Tell the client to scrap their entire system and start over? Probably not. What I decided to do was give them a few options that could possibly tame the high frequencies (the client was using loudspeakers with ribbon tweeters, which I suspect was the culprit, and the subject of deep attachment). They may work, but I suspect ultimately this audition will not result in a sale. The client has a deep attachment to their loudspeakers, and has spent years tuning the system to preserve the strengths he loves in his speakers, and bring into balance the potentially exaggerated high frequencies they may reproduce.

What are the lessons learned?

1) We are analytical AND emotional creatures, influenced by opinions, marketing, facts, and of course our senses (in this case hearing and seeing). We make choices based on all of these, and would like to think that we are correct in every aspect, and we are. For ourselves. That should be good enough, and I always tell my customers that your preferences are yours, don't let anyone tell you those preferences are wrong, because they are not you.
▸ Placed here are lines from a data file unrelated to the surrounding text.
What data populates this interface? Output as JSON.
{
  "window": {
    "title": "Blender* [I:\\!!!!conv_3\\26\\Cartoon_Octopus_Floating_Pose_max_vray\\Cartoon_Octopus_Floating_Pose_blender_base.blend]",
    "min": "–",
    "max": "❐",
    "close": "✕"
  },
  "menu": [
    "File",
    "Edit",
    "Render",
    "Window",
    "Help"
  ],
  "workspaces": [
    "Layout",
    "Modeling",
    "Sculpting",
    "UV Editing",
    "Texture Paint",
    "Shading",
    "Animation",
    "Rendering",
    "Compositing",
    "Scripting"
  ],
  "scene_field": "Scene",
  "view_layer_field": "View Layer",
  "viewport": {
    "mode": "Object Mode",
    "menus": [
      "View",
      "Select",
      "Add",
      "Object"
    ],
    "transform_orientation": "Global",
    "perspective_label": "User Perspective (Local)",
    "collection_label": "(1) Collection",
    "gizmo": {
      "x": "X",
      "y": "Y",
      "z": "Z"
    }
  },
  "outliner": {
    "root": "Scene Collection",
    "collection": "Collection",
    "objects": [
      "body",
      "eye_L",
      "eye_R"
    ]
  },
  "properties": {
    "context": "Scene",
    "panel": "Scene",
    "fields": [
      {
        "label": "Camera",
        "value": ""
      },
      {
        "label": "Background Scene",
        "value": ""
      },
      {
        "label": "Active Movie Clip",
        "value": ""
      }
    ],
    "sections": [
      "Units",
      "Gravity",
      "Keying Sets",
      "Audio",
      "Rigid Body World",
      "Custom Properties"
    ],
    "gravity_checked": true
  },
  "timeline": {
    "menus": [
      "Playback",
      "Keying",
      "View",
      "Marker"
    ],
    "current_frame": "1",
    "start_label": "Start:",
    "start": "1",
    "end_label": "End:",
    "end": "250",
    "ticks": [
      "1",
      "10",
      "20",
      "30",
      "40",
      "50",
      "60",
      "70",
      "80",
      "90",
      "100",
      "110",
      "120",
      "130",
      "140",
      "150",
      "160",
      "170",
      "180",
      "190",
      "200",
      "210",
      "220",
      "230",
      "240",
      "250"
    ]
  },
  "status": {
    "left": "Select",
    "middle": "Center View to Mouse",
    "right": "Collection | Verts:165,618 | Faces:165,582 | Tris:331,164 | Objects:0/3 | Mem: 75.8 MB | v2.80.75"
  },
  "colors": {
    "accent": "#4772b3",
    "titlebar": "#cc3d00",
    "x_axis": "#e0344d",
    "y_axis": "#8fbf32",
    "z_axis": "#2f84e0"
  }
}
There are many paths to putting together a musically satisfying audio system. It is my job to keep you on a cost effective path, which most of you are on. It is also my job to discern that path, and help you narrow your choices to components that match your tastes and existing system.

2) There is no one right sound, methodology or way to achieve your particular experience of sonic bliss. BUT, some ways are frought with less long term difficulty than others. It is one of my passions to keep clients from making mistakes, even if it means not making a sale. Sometimes I have to advise a client to consider a product I don't carry, or consider not buying anything at all. In the short term, I lose a sale. In the long-term, I gain a friend who will continue to seek my advice, which may or may not lead to future business, but at the very least becomes a fulfilling relationship with a fellow music lover whom I can learn from.

3) Since this is a highly personal endeavor, building your system in a "vacuum" can be a slippery, expensive slope. Talk to people, read reviews, get a consensus on a component you are looking at auditioning before contacting a dealer. However, "experts" with strong opinions who attempt to verbally bludgeon others into agreement with them are 1) not fun to deal with and 2) are usually trying to sell you something or 3) validate their own beliefs (and importance). Take their opinions with a grain of salt until you can verify with your own ears what they are trying to persuade you to believe. There is a lot to be learned from other audiophiles. I learn so much from my existing customers. I find my exchanges with my customers to be incredibly valuable.

Over time you will find a few reviewers, dealers and audiophile friends who share the same preferences as you do. They will be a trusted, time and money saving resource for you. Some may even become long term friends. That is the beauty of our hobby in my opinion.

In the end, trust your own ears and intuition. Do your research before auditioning. Seek the advice of your trusted circle of friends. But ultimately YOU have to live with the system you build. Not your friends, forum buddies or reviewers you respect.

Happy listening. Enjoy the journey.